(WORK INSTRUCTIONS) Below are the records; copy every line in them that holds the string "heading".

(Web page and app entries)

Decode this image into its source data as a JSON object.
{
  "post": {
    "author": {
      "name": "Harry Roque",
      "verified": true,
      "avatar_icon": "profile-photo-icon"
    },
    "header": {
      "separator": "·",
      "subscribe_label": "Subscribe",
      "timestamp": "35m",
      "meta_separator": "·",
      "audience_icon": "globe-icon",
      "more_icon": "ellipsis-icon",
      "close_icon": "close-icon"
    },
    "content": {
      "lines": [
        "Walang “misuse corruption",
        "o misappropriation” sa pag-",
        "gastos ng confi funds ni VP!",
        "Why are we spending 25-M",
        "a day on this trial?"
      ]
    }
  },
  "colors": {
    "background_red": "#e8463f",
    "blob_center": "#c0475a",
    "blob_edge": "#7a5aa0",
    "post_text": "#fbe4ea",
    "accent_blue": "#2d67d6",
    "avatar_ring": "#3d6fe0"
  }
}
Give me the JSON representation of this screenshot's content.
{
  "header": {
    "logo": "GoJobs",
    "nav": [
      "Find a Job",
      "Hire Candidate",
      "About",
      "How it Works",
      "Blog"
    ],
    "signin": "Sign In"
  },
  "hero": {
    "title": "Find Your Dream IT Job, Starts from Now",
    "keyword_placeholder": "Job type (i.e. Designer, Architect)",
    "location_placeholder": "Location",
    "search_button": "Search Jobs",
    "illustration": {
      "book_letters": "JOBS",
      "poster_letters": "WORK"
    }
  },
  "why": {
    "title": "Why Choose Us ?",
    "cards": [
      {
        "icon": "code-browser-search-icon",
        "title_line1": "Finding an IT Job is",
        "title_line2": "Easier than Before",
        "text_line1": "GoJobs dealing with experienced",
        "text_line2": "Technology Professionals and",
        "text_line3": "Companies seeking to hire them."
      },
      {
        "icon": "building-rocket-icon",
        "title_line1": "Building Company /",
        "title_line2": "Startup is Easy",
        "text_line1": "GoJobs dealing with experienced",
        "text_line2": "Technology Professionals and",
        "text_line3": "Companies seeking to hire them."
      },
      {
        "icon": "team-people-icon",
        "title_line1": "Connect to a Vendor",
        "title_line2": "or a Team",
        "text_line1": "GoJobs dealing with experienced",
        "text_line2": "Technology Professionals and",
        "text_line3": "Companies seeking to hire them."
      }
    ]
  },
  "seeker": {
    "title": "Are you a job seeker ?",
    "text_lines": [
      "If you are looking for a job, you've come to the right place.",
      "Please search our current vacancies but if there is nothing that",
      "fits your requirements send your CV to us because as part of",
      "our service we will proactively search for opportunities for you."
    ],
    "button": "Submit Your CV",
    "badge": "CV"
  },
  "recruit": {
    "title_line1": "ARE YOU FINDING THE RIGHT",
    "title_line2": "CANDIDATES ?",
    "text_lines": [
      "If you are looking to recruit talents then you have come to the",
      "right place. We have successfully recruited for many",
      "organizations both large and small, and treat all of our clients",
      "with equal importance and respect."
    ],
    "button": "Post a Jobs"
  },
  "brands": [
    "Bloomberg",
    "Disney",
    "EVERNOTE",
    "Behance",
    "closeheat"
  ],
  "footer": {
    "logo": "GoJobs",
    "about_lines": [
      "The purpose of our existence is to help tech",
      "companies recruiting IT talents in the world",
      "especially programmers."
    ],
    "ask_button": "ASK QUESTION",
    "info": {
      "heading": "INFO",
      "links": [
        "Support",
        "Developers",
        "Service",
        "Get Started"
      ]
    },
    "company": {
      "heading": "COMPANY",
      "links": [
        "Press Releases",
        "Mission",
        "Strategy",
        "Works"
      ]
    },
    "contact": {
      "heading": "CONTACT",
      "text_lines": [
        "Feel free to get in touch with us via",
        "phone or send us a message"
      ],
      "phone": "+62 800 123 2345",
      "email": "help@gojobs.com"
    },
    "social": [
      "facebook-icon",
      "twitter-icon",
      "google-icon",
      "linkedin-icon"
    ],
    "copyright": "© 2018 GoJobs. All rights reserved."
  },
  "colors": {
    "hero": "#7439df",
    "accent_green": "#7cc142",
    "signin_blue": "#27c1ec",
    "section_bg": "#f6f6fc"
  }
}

(THE ANSWER)
      "heading": "INFO",
      "heading": "COMPANY",
      "heading": "CONTACT",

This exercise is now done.